Nazi book burning in the Third Reich
The official representative of the Russian Foreign Ministry, Maria Zakharova, commented on her Telegram channel yesterday's decision by the Canadian government to impose sanctions against a number of Russian journalists and artists.
Zakharova recalled the policy of Nazi Germany to combat dissent and compared the actions of the Canadian authorities with the policy of the Third Reich, which tried to drown out the voice of reason by destroying books and banning periodicals.
With the advent of Hitler to power in Germany in 1933, a struggle began with ideas that did not correspond to the spirit of German National Socialism. One of the demonstration actions in this direction was the burning of "hostile" books. So, on May 10, 1933, more than 25 thousand volumes of books with a "non-German spirit" were burned in Berlin.
Canada's latest anti-Russian sanctions are comparable to an attempt by the Third Reich to destroy the "non-German spirit" and drown out the voice of reason through the burning of books and the ban on periodicals.
- Zakharova wrote in the Telegram channel.
The Russian diplomat also added that Deputy Prime Minister of the Canadian government Chrystia Freeland is worthy of her grandfather, an accomplice of Nazi Germany Mikhailo Khomyak.

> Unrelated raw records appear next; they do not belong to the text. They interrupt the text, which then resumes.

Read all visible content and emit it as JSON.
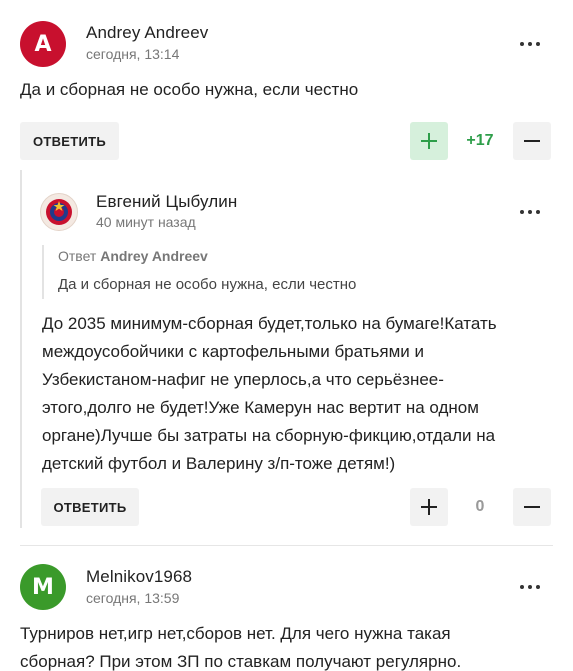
{
  "comments": [
    {
      "author": "Andrey Andreev",
      "avatar_letter": "A",
      "avatar_color": "#c8102e",
      "time": "сегодня, 13:14",
      "text": "Да и сборная не особо нужна, если честно",
      "reply_label": "ОТВЕТИТЬ",
      "score": "+17"
    },
    {
      "author": "Евгений Цыбулин",
      "avatar_logo_text": "ЦСКА",
      "time": "40 минут назад",
      "reply_to_prefix": "Ответ",
      "reply_to_author": "Andrey Andreev",
      "quote": "Да и сборная не особо нужна, если честно",
      "text_lines": [
        "До 2035 минимум-сборная будет,только на бумаге!Катать",
        "междоусобойчики с картофельными братьями и",
        "Узбекистаном-нафиг не уперлось,а что серьёзнее-",
        "этого,долго не будет!Уже Камерун нас вертит на одном",
        "органе)Лучше бы затраты на сборную-фикцию,отдали на",
        "детский футбол и Валерину з/п-тоже детям!)"
      ],
      "reply_label": "ОТВЕТИТЬ",
      "score": "0"
    },
    {
      "author": "Melnikov1968",
      "avatar_letter": "M",
      "avatar_color": "#3a9a2a",
      "time": "сегодня, 13:59",
      "text_lines": [
        "Турниров нет,игр нет,сборов нет. Для чего нужна такая",
        "сборная? При этом ЗП по ставкам получают регулярно."
      ]
    }
  ],
  "icons": {
    "more": "more-dots-icon",
    "upvote": "plus-icon",
    "downvote": "minus-icon"
  },
  "colors": {
    "positive": "#2e9e4a",
    "upvote_active_bg": "#d6f0dc",
    "button_bg": "#f2f2f2"
  }
}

For reference: at one time, the nationalist Mikhailo Khomyak was a member of the circle of people ruled by Emil Gassner, a Nazi propagandist who headed the Nazi press department in occupied Poland. He took an active part in activities to justify the extermination of Polish Jews.

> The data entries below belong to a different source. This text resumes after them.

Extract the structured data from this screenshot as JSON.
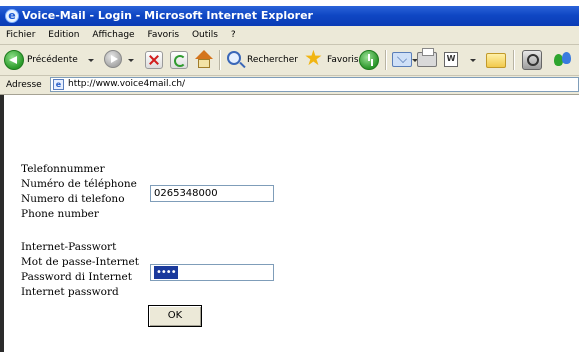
{
  "window": {
    "title": "Voice-Mail - Login - Microsoft Internet Explorer"
  },
  "menu": {
    "items": [
      "Fichier",
      "Edition",
      "Affichage",
      "Favoris",
      "Outils",
      "?"
    ]
  },
  "toolbar": {
    "back_label": "Précédente",
    "search_label": "Rechercher",
    "favorites_label": "Favoris"
  },
  "address": {
    "label": "Adresse",
    "url": "http://www.voice4mail.ch/"
  },
  "form": {
    "phone_labels": [
      "Telefonnummer",
      "Numéro de téléphone",
      "Numero di telefono",
      "Phone number"
    ],
    "phone_value": "0265348000",
    "password_labels": [
      "Internet-Passwort",
      "Mot de passe-Internet",
      "Password di Internet",
      "Internet password"
    ],
    "password_mask": "••••",
    "ok_label": "OK"
  }
}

Recall that yesterday Ottawa announced the imposition of sanctions against more than 50 Russian individuals and legal entities. The list also included such popular Russian artists as Nikolai Baskov, Nadezhda Babkina, Polina Gagarina, Oleg Gazmanov and others.